Task to carry out: Each line with the word "icon" must appear in the answer, copied from the records.

Data records for software interfaces
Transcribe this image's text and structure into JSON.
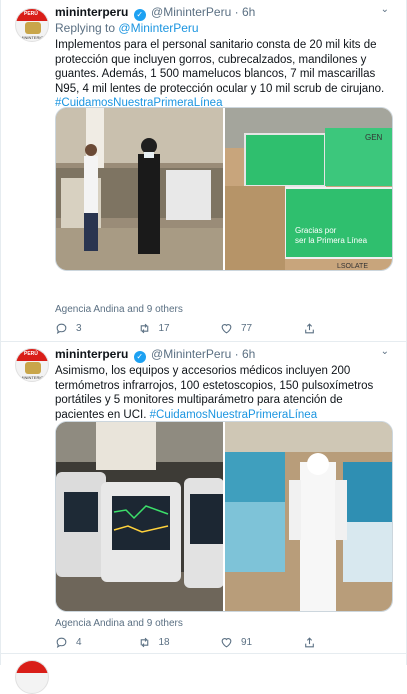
{
  "tweets": [
    {
      "name": "mininterperu",
      "handle": "@MininterPeru",
      "dot": "·",
      "time": "6h",
      "replying_prefix": "Replying to",
      "replying_to": "@MininterPeru",
      "text": "Implementos para el personal sanitario consta de 20 mil kits de protección que incluyen gorros, cubrecalzados, mandilones y guantes. Además, 1 500 mamelucos blancos, 7 mil mascarillas N95, 4 mil lentes de protección ocular y 10 mil scrub de cirujano.",
      "hashtag": "#CuidamosNuestraPrimeraLínea",
      "liked_by": "Agencia Andina and 9 others",
      "replies": "3",
      "retweets": "17",
      "likes": "77"
    },
    {
      "name": "mininterperu",
      "handle": "@MininterPeru",
      "dot": "·",
      "time": "6h",
      "text": "Asimismo, los equipos y accesorios médicos incluyen 200 termómetros infrarrojos, 100 estetoscopios, 150 pulsoxímetros portátiles y 5 monitores multiparámetro para atención de pacientes en UCI.",
      "hashtag": "#CuidamosNuestraPrimeraLínea",
      "liked_by": "Agencia Andina and 9 others",
      "replies": "4",
      "retweets": "18",
      "likes": "91"
    }
  ],
  "avatar": {
    "flag_text": "PERÚ",
    "subtitle": "MININTERIOR"
  },
  "photo1": {
    "box_label_1": "Gracias por",
    "box_label_2": "ser la Primera Línea",
    "box_brand": "GEN",
    "box_side": "LSOLATE"
  },
  "colors": {
    "accent": "#1b95e0",
    "verified": "#1da1f2",
    "muted": "#5b7083",
    "border": "#e6ecf0"
  }
}
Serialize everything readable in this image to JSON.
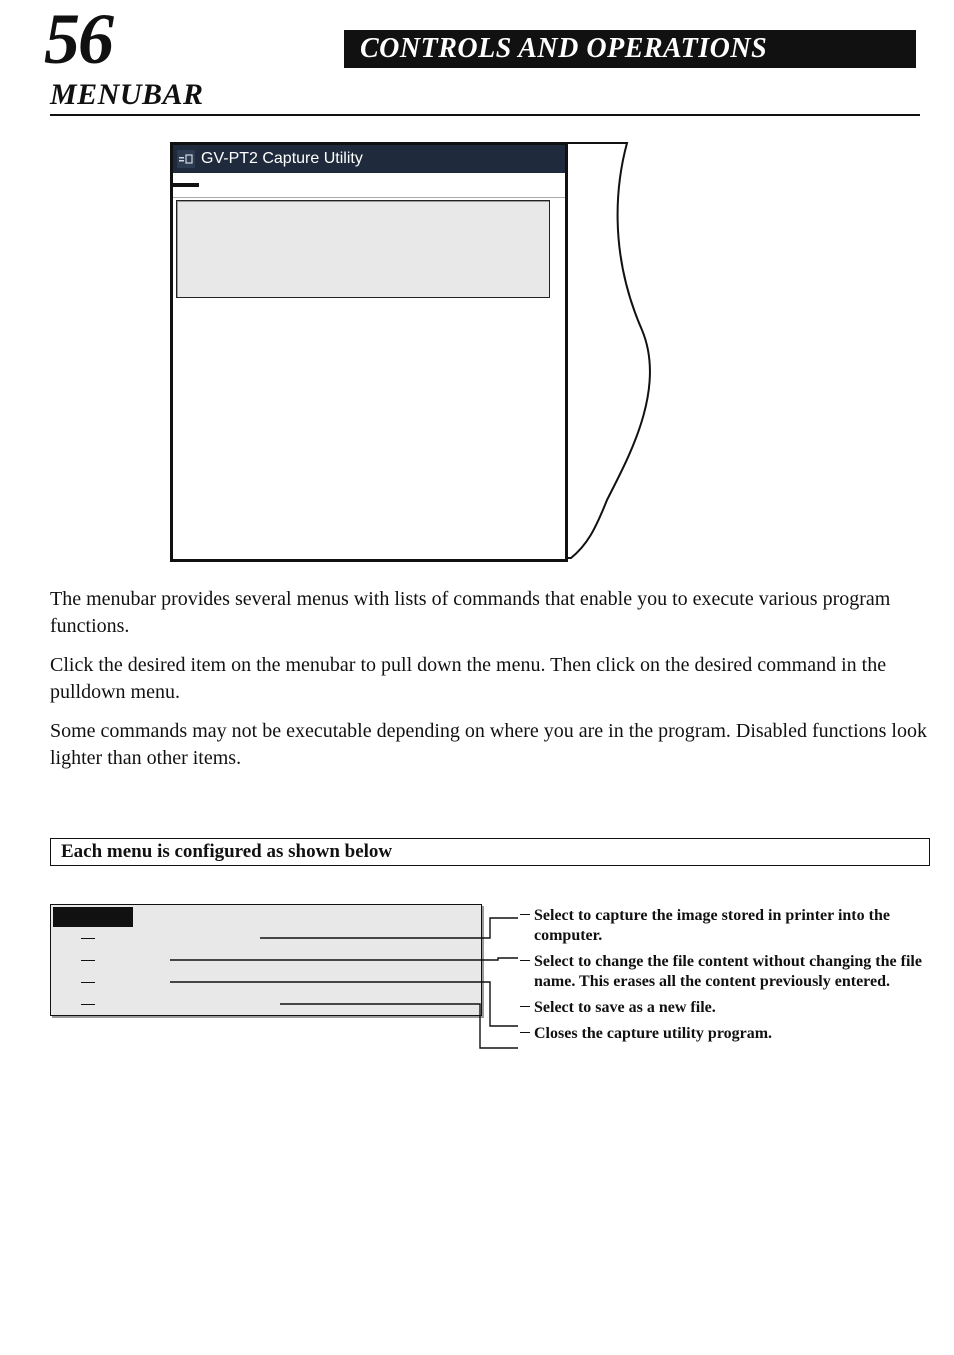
{
  "page_number": "56",
  "banner": "CONTROLS AND OPERATIONS",
  "section": "MENUBAR",
  "window_title": "GV-PT2 Capture Utility",
  "menubar_items": [
    "",
    "",
    ""
  ],
  "dropdown_items": [
    "",
    "",
    "",
    ""
  ],
  "paragraphs": [
    "The menubar provides several menus with lists of commands that enable you to execute various program functions.",
    "Click the desired item on the menubar to pull down the menu. Then click on the desired command in the pulldown menu.",
    "Some commands may not be executable depending on where you are in the program.  Disabled functions look lighter than other items."
  ],
  "config_label": "Each menu is configured as shown below",
  "callouts": [
    "Select to capture the image stored in printer into the computer.",
    "Select to change the file content without changing the file name. This erases all the content previously entered.",
    "Select to save as a new file.",
    "Closes the capture utility program."
  ]
}
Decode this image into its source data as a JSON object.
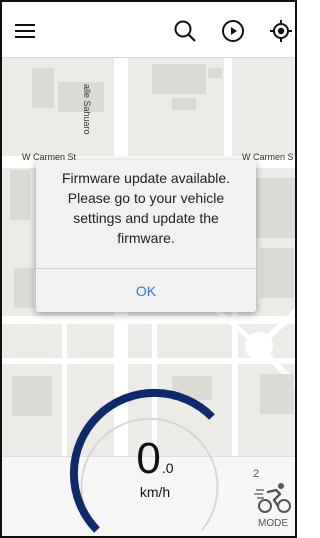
{
  "topbar": {
    "menu_icon": "menu-icon",
    "search_icon": "search-icon",
    "play_icon": "play-circle-icon",
    "locate_icon": "locate-icon"
  },
  "map": {
    "street_left": "W Carmen St",
    "street_right": "W Carmen S",
    "street_vertical": "alle Sahuaro"
  },
  "dialog": {
    "message": "Firmware update available. Please go to your vehicle settings and update the firmware.",
    "ok_label": "OK"
  },
  "speedometer": {
    "speed_int": "0",
    "speed_dec": ".0",
    "unit": "km/h"
  },
  "mode": {
    "level": "2",
    "label": "MODE",
    "icon": "cyclist-icon"
  },
  "colors": {
    "gauge_arc": "#0f2a6b",
    "ok_text": "#2b7bd6",
    "map_bg": "#ecebe7"
  }
}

Answer space:
    "menu_icon": "menu-icon",
    "search_icon": "search-icon",
    "play_icon": "play-circle-icon",
    "locate_icon": "locate-icon"
    "icon": "cyclist-icon"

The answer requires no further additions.